### Given data
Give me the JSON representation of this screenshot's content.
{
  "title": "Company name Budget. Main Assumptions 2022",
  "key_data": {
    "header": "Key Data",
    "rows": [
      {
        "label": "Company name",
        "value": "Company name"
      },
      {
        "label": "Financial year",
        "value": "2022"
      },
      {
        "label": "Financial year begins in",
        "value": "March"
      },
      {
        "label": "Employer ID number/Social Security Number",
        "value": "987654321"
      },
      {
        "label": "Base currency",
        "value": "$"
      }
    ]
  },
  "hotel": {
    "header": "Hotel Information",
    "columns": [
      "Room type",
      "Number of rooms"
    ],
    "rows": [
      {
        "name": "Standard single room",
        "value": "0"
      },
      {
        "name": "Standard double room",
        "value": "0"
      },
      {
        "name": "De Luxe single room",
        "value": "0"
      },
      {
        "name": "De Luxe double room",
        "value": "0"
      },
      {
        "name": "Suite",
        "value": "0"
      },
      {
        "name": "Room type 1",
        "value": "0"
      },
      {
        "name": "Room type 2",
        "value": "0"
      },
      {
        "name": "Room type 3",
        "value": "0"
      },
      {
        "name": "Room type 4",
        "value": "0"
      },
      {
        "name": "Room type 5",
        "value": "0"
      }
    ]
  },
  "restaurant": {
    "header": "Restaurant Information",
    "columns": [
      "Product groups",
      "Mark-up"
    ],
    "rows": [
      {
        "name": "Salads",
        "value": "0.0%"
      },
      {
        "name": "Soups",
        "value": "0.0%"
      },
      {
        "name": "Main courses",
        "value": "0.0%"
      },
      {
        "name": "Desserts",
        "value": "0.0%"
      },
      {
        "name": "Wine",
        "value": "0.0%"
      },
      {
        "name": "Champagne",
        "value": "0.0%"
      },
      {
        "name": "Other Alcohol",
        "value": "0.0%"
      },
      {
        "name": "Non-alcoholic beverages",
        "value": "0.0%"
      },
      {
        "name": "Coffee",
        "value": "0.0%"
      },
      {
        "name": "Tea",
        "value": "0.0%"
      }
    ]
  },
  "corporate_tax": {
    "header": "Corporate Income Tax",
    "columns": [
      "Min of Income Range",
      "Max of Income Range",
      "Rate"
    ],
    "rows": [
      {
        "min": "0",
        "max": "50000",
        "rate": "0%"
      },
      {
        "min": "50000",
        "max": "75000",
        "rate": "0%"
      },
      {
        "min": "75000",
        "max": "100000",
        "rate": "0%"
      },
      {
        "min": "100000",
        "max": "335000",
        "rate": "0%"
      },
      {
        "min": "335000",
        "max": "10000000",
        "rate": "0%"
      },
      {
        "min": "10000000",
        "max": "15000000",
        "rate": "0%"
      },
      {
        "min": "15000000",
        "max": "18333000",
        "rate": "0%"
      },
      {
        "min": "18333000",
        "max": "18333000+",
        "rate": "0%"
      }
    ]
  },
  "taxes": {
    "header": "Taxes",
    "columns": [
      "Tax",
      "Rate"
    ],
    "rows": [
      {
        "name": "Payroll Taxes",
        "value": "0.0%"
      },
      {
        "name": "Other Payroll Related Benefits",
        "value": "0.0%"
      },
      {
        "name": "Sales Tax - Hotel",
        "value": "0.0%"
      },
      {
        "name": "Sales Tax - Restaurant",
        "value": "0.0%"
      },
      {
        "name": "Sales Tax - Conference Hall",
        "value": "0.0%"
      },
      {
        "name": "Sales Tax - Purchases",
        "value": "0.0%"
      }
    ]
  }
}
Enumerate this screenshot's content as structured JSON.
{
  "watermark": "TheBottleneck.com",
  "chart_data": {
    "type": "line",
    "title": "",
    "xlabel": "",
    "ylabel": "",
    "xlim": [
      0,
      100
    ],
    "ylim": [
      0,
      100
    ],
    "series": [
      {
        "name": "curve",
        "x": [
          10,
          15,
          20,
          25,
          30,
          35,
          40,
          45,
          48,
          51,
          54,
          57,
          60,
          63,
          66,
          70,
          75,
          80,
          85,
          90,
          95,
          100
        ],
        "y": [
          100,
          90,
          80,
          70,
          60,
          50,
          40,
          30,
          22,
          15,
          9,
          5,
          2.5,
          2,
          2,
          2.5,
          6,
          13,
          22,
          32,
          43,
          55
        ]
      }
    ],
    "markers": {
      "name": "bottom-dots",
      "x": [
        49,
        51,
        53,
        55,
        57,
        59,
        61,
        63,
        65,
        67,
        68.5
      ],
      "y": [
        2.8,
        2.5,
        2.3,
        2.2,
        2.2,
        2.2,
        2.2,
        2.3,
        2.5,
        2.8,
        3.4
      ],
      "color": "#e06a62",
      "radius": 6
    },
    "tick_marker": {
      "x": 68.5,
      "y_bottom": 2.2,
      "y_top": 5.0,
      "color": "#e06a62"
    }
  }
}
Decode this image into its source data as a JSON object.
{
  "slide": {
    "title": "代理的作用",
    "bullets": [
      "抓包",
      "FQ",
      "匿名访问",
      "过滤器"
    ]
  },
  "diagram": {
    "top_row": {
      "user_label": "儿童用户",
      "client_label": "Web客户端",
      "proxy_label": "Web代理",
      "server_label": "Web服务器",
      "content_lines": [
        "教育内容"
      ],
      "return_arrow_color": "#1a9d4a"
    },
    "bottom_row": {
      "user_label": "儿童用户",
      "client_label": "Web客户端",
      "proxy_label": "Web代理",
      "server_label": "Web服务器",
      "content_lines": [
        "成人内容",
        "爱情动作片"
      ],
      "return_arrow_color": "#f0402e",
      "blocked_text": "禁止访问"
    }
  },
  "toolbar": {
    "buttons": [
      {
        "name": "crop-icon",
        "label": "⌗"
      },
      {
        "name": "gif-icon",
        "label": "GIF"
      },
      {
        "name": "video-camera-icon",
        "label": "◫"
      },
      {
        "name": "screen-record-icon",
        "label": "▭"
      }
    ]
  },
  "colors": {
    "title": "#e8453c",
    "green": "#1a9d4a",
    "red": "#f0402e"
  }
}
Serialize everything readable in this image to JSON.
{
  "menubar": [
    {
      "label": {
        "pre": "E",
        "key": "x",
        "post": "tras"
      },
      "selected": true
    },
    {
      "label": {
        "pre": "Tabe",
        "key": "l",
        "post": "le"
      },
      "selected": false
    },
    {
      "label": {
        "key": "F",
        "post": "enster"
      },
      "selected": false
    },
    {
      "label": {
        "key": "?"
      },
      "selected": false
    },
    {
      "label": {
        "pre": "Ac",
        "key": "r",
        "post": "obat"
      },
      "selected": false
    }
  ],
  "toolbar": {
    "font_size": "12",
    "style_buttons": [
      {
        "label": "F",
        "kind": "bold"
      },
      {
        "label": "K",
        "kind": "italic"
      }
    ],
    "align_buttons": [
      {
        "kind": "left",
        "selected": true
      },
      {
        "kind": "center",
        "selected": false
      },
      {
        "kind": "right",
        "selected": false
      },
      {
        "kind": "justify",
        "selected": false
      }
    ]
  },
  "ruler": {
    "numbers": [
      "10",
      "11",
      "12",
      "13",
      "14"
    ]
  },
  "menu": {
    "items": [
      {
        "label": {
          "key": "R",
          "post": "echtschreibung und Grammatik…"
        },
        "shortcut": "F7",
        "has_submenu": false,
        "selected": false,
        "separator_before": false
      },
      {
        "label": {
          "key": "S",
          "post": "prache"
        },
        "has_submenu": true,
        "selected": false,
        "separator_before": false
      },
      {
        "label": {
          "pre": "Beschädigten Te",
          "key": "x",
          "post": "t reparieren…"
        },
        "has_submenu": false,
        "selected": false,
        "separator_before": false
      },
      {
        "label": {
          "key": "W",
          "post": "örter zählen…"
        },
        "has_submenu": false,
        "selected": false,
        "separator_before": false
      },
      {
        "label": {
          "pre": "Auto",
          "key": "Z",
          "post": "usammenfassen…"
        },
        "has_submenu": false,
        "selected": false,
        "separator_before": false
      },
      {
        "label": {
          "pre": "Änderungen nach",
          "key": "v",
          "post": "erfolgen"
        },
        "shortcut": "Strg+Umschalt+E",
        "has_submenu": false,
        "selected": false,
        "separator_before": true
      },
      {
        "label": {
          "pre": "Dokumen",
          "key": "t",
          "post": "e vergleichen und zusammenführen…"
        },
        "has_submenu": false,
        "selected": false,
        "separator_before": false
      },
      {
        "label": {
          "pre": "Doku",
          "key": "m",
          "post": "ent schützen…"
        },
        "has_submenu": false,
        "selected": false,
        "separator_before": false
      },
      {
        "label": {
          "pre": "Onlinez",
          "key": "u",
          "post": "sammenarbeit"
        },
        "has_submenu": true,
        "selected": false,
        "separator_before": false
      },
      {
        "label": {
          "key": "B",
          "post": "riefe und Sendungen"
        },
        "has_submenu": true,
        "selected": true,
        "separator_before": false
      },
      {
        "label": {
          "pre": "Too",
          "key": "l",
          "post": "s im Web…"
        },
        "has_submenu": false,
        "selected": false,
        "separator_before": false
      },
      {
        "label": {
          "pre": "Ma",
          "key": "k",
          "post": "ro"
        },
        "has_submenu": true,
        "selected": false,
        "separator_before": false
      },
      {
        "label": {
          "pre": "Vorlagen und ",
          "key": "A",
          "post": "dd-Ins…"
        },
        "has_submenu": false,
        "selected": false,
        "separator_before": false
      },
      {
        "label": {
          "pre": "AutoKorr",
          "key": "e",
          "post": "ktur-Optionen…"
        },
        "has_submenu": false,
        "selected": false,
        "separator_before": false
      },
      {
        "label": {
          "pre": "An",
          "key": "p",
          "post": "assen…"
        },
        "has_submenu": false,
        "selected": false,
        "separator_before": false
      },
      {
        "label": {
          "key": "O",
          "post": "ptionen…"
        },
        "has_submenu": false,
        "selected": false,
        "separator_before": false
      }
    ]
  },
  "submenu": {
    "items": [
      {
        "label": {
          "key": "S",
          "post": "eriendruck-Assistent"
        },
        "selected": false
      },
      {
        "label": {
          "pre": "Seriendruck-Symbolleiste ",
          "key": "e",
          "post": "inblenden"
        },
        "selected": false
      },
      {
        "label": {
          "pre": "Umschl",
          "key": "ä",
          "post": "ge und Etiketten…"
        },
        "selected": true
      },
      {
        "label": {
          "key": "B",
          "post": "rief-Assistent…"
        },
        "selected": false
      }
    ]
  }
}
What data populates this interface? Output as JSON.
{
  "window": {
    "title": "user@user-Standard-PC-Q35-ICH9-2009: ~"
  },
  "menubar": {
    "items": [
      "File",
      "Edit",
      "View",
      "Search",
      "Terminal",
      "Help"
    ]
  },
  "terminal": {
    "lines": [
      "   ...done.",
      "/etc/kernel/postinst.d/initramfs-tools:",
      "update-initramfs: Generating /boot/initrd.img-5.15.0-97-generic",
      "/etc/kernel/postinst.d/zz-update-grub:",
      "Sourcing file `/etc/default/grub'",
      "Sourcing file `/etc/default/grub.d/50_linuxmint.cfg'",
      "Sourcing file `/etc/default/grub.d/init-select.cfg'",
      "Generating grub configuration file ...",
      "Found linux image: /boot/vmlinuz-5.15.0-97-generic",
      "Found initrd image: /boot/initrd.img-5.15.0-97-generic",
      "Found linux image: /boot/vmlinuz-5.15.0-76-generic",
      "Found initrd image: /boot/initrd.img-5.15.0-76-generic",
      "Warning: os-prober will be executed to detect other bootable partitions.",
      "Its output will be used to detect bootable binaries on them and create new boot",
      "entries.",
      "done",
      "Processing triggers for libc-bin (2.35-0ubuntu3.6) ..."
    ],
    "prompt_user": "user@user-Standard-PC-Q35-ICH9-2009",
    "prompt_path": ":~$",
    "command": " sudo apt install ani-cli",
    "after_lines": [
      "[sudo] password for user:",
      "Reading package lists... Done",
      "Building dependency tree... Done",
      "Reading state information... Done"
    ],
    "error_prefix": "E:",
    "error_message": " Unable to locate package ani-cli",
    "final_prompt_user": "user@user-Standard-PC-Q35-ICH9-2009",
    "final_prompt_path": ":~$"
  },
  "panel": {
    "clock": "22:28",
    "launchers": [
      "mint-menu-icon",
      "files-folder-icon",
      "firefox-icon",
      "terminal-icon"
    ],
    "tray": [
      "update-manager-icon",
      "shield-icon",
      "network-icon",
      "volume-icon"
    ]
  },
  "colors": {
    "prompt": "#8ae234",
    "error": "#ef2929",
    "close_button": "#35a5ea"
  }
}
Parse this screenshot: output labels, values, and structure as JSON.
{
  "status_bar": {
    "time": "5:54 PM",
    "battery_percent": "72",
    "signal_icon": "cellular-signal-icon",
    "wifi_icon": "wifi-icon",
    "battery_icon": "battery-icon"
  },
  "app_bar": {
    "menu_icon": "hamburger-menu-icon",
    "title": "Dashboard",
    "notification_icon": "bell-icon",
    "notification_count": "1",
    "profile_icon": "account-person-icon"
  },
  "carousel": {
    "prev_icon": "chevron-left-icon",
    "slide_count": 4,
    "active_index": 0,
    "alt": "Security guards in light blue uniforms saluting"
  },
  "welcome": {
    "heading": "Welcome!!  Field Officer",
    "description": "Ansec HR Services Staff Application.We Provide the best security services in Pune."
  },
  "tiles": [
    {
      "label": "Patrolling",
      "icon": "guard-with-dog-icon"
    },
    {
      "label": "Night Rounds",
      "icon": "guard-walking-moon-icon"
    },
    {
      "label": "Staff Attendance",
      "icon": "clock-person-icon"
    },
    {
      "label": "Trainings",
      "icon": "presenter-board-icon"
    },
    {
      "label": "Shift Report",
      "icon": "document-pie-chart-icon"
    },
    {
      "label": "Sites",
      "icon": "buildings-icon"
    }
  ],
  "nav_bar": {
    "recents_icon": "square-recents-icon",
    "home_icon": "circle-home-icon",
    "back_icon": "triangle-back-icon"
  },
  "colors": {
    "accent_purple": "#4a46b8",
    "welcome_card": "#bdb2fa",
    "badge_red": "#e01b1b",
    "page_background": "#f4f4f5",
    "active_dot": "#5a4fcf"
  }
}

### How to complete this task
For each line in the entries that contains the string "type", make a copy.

### Output below
      "Room type",
        "name": "Room type 1",
        "name": "Room type 2",
        "name": "Room type 3",
        "name": "Room type 4",
        "name": "Room type 5",
    "type": "line",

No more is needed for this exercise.